Task description - Repeat the lines below exactly as they appear, but leave out the images.

Data shown -
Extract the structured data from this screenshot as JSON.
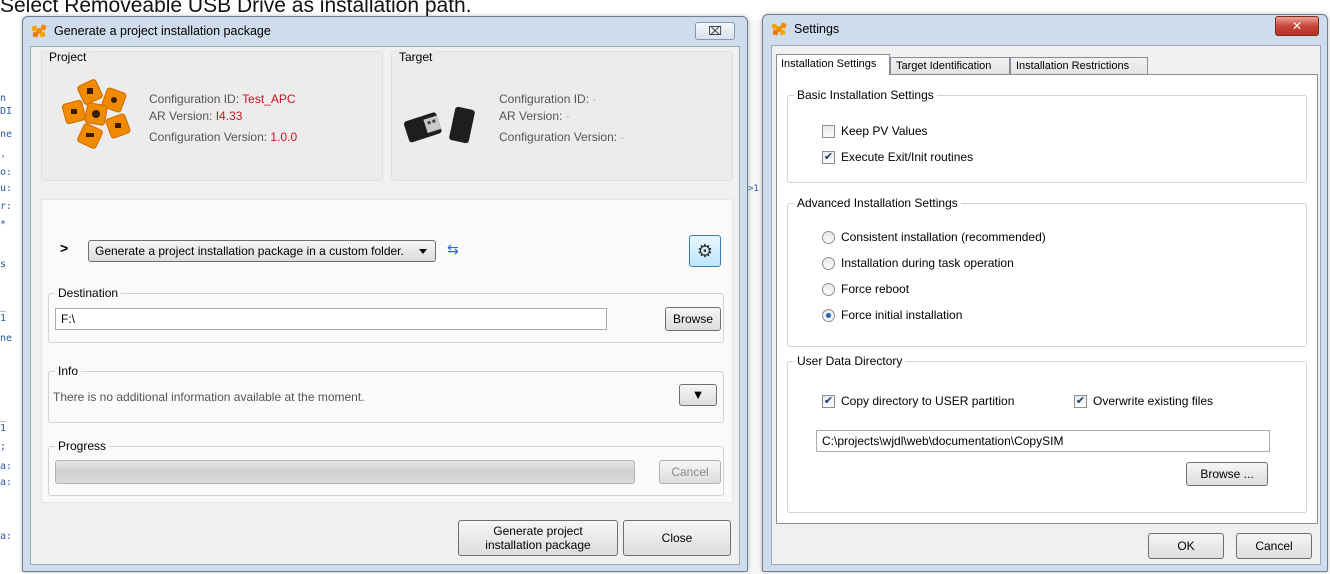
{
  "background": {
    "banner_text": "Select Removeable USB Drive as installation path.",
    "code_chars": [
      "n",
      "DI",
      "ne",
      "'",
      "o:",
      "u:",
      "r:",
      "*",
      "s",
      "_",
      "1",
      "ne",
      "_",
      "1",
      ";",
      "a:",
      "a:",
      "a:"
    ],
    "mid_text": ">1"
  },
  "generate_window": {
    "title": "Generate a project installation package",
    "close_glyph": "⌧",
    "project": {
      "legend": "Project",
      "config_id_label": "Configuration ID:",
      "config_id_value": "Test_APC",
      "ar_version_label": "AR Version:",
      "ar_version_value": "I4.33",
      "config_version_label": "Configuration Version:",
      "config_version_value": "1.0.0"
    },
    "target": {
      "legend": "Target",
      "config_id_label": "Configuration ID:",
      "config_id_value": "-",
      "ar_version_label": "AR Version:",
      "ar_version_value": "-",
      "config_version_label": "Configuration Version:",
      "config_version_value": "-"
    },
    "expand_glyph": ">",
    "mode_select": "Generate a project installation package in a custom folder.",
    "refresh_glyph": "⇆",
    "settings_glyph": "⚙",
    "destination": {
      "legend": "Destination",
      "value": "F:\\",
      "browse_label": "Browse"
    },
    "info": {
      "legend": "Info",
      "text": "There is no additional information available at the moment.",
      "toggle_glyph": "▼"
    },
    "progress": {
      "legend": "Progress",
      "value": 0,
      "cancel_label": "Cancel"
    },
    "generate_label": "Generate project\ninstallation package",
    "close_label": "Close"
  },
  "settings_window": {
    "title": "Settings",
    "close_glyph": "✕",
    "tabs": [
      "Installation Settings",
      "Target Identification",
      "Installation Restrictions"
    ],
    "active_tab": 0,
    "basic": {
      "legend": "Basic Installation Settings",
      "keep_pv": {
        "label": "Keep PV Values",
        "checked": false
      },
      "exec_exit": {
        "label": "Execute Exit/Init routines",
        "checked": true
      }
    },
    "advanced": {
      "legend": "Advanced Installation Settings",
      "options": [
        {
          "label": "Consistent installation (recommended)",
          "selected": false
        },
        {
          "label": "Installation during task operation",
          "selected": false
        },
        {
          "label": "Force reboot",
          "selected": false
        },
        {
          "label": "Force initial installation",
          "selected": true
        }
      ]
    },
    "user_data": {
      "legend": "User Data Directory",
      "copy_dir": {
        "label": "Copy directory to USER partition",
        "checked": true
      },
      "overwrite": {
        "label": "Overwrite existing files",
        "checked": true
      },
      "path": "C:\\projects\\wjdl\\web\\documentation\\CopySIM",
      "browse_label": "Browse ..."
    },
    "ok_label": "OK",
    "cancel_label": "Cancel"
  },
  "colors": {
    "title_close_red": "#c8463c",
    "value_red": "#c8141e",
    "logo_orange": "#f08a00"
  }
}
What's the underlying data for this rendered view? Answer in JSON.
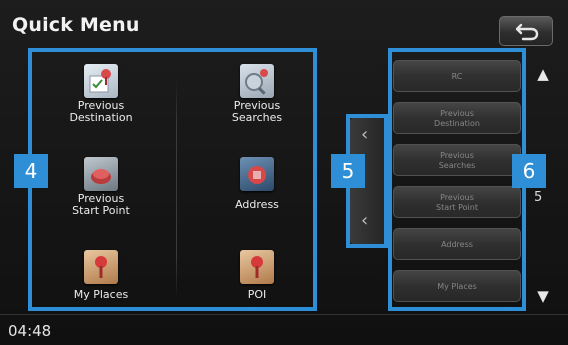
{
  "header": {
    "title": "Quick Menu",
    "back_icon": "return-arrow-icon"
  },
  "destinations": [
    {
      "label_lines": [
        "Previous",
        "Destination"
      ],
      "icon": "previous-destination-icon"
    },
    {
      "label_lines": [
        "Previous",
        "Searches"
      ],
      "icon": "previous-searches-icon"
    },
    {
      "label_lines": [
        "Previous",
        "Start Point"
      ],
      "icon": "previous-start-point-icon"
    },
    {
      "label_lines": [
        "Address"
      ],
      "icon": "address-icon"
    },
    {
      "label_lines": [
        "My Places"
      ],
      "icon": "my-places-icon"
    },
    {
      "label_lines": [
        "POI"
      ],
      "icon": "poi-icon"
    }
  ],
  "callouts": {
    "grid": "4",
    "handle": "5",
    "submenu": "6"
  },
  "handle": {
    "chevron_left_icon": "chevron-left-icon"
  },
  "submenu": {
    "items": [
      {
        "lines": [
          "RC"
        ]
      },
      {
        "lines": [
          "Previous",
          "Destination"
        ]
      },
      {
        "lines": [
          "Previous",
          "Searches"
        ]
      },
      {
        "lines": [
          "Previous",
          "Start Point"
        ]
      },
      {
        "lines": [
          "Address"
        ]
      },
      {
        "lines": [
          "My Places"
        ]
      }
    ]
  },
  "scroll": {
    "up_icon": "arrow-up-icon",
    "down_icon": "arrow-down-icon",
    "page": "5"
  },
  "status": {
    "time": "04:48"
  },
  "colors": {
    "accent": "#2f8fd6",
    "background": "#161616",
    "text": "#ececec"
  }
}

The completed task -
Extract the structured data from this screenshot as JSON.
{
  "background": {
    "banner_text": "Select Removeable USB Drive as installation path.",
    "code_chars": [
      "n",
      "DI",
      "ne",
      "'",
      "o:",
      "u:",
      "r:",
      "*",
      "s",
      "_",
      "1",
      "ne",
      "_",
      "1",
      ";",
      "a:",
      "a:",
      "a:"
    ],
    "mid_text": ">1"
  },
  "generate_window": {
    "title": "Generate a project installation package",
    "close_glyph": "⌧",
    "project": {
      "legend": "Project",
      "config_id_label": "Configuration ID:",
      "config_id_value": "Test_APC",
      "ar_version_label": "AR Version:",
      "ar_version_value": "I4.33",
      "config_version_label": "Configuration Version:",
      "config_version_value": "1.0.0"
    },
    "target": {
      "legend": "Target",
      "config_id_label": "Configuration ID:",
      "config_id_value": "-",
      "ar_version_label": "AR Version:",
      "ar_version_value": "-",
      "config_version_label": "Configuration Version:",
      "config_version_value": "-"
    },
    "expand_glyph": ">",
    "mode_select": "Generate a project installation package in a custom folder.",
    "refresh_glyph": "⇆",
    "settings_glyph": "⚙",
    "destination": {
      "legend": "Destination",
      "value": "F:\\",
      "browse_label": "Browse"
    },
    "info": {
      "legend": "Info",
      "text": "There is no additional information available at the moment.",
      "toggle_glyph": "▼"
    },
    "progress": {
      "legend": "Progress",
      "value": 0,
      "cancel_label": "Cancel"
    },
    "generate_label": "Generate project\ninstallation package",
    "close_label": "Close"
  },
  "settings_window": {
    "title": "Settings",
    "close_glyph": "✕",
    "tabs": [
      "Installation Settings",
      "Target Identification",
      "Installation Restrictions"
    ],
    "active_tab": 0,
    "basic": {
      "legend": "Basic Installation Settings",
      "keep_pv": {
        "label": "Keep PV Values",
        "checked": false
      },
      "exec_exit": {
        "label": "Execute Exit/Init routines",
        "checked": true
      }
    },
    "advanced": {
      "legend": "Advanced Installation Settings",
      "options": [
        {
          "label": "Consistent installation (recommended)",
          "selected": false
        },
        {
          "label": "Installation during task operation",
          "selected": false
        },
        {
          "label": "Force reboot",
          "selected": false
        },
        {
          "label": "Force initial installation",
          "selected": true
        }
      ]
    },
    "user_data": {
      "legend": "User Data Directory",
      "copy_dir": {
        "label": "Copy directory to USER partition",
        "checked": true
      },
      "overwrite": {
        "label": "Overwrite existing files",
        "checked": true
      },
      "path": "C:\\projects\\wjdl\\web\\documentation\\CopySIM",
      "browse_label": "Browse ..."
    },
    "ok_label": "OK",
    "cancel_label": "Cancel"
  },
  "colors": {
    "title_close_red": "#c8463c",
    "value_red": "#c8141e",
    "logo_orange": "#f08a00"
  }
}
What's the underlying data for this rendered view? Answer in JSON.
{
  "header": {
    "title": "Quick Menu",
    "back_icon": "return-arrow-icon"
  },
  "destinations": [
    {
      "label_lines": [
        "Previous",
        "Destination"
      ],
      "icon": "previous-destination-icon"
    },
    {
      "label_lines": [
        "Previous",
        "Searches"
      ],
      "icon": "previous-searches-icon"
    },
    {
      "label_lines": [
        "Previous",
        "Start Point"
      ],
      "icon": "previous-start-point-icon"
    },
    {
      "label_lines": [
        "Address"
      ],
      "icon": "address-icon"
    },
    {
      "label_lines": [
        "My Places"
      ],
      "icon": "my-places-icon"
    },
    {
      "label_lines": [
        "POI"
      ],
      "icon": "poi-icon"
    }
  ],
  "callouts": {
    "grid": "4",
    "handle": "5",
    "submenu": "6"
  },
  "handle": {
    "chevron_left_icon": "chevron-left-icon"
  },
  "submenu": {
    "items": [
      {
        "lines": [
          "RC"
        ]
      },
      {
        "lines": [
          "Previous",
          "Destination"
        ]
      },
      {
        "lines": [
          "Previous",
          "Searches"
        ]
      },
      {
        "lines": [
          "Previous",
          "Start Point"
        ]
      },
      {
        "lines": [
          "Address"
        ]
      },
      {
        "lines": [
          "My Places"
        ]
      }
    ]
  },
  "scroll": {
    "up_icon": "arrow-up-icon",
    "down_icon": "arrow-down-icon",
    "page": "5"
  },
  "status": {
    "time": "04:48"
  },
  "colors": {
    "accent": "#2f8fd6",
    "background": "#161616",
    "text": "#ececec"
  }
}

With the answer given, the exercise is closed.